              Phylogenetic signal is the tendency for closely related species to display similar trait values due to their common ancestry. Several methods have been developed for quantifying phylogenetic signal in univariate traits and for sets of traits treated simultaneously, and the statistical properties of these approaches have been extensively studied. However, methods for assessing phylogenetic signal in high-dimensional multivariate traits like shape are less well developed, and their statistical performance is not well characterized. In this article, I describe a generalization of the K statistic of Blomberg et al. that is useful for quantifying and evaluating phylogenetic signal in highly dimensional multivariate data. The method (K(mult)) is found from the equivalency between statistical methods based on covariance matrices and those based on distance matrices. Using computer simulations based on Brownian motion, I demonstrate that the expected value of K(mult) remains at 1.0 as trait variation among species is increased or decreased, and as the number of trait dimensions is increased. By contrast, estimates of phylogenetic signal found with a squared-change parsimony procedure for multivariate data change with increasing trait variation among species and with increasing numbers of trait dimensions, confounding biological interpretations. I also evaluate the statistical performance of hypothesis testing procedures based on K(mult) and find that the method displays appropriate Type I error and high statistical power for detecting phylogenetic signal in high-dimensional data. Statistical properties of K(mult) were consistent for simulations using bifurcating and random phylogenies, for simulations using different numbers of species, for simulations that varied the number of trait dimensions, and for different underlying models of trait covariance structure. Overall these findings demonstrate that K(mult) provides a useful means of evaluating phylogenetic signal in high-dimensional multivariate traits. Finally, I illustrate the utility of the new approach by evaluating the strength of phylogenetic signal for head shape in a lineage of Plethodon salamanders.
                Bookmark

                Author and article information

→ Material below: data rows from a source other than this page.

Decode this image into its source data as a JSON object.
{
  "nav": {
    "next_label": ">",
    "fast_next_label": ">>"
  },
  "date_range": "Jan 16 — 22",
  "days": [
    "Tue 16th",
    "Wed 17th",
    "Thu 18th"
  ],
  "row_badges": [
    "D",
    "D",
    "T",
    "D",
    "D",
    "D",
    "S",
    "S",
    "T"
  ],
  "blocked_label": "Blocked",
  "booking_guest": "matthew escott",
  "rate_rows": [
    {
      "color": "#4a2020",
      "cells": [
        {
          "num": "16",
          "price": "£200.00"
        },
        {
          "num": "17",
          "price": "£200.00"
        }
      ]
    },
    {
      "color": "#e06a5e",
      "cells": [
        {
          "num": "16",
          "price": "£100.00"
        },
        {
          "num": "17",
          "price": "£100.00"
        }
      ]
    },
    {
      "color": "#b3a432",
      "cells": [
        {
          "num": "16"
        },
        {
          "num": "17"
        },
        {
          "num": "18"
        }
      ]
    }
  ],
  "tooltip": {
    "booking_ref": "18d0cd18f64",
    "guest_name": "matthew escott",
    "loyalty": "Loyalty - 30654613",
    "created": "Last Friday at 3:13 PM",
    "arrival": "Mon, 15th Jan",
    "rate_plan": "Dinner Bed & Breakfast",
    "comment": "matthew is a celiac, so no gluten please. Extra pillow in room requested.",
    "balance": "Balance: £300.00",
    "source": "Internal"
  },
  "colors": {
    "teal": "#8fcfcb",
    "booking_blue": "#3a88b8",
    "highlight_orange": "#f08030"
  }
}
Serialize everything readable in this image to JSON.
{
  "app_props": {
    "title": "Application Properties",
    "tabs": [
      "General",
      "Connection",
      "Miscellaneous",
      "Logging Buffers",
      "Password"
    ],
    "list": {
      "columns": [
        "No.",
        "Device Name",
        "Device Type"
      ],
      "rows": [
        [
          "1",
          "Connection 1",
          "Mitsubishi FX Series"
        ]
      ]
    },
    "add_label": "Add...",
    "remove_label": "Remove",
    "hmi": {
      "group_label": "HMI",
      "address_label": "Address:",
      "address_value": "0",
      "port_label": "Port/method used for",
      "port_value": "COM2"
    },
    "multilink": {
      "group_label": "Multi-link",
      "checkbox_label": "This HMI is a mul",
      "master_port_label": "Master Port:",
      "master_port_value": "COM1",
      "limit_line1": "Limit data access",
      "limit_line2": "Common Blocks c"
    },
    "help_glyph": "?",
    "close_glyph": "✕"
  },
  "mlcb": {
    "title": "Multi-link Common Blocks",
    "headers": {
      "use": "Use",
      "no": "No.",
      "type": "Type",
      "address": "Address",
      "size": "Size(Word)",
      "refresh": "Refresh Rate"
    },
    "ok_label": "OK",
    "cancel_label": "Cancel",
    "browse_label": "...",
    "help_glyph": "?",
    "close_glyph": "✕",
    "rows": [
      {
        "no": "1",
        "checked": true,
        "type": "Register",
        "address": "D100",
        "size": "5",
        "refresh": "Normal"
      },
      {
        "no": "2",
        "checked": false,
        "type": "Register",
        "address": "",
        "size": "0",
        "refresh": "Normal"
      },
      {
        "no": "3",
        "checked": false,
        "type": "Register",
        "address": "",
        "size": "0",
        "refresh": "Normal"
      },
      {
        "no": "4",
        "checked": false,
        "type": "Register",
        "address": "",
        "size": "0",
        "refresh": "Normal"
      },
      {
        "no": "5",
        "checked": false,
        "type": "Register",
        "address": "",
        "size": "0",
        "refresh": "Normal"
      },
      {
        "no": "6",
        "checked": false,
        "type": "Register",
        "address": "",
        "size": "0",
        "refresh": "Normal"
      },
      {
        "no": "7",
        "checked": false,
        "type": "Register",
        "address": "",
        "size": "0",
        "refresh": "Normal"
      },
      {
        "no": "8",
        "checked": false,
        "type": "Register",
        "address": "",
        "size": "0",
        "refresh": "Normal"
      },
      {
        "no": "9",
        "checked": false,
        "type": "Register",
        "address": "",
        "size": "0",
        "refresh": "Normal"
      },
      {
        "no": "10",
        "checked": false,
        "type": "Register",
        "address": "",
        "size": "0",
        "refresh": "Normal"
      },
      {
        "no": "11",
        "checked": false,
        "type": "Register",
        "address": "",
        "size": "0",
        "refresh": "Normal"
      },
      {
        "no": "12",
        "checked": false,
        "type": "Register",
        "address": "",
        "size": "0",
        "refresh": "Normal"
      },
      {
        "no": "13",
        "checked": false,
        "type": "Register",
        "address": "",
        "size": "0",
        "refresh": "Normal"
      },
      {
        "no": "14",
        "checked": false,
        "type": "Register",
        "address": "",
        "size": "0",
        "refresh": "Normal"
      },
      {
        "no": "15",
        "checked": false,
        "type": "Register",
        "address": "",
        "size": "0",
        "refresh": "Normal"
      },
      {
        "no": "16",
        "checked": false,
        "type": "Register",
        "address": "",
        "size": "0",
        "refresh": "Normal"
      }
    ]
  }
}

                Journal
                Methods in Ecology and Evolution
                Methods Ecol Evol
                Wiley-Blackwell
                2041210X
                May 2016
                May 06 2016
                : 7
                : 5
                : 565-572
                Article
                10.1111/2041-210X.12511
                © 2016
                Product

                Comments

                Comment on this article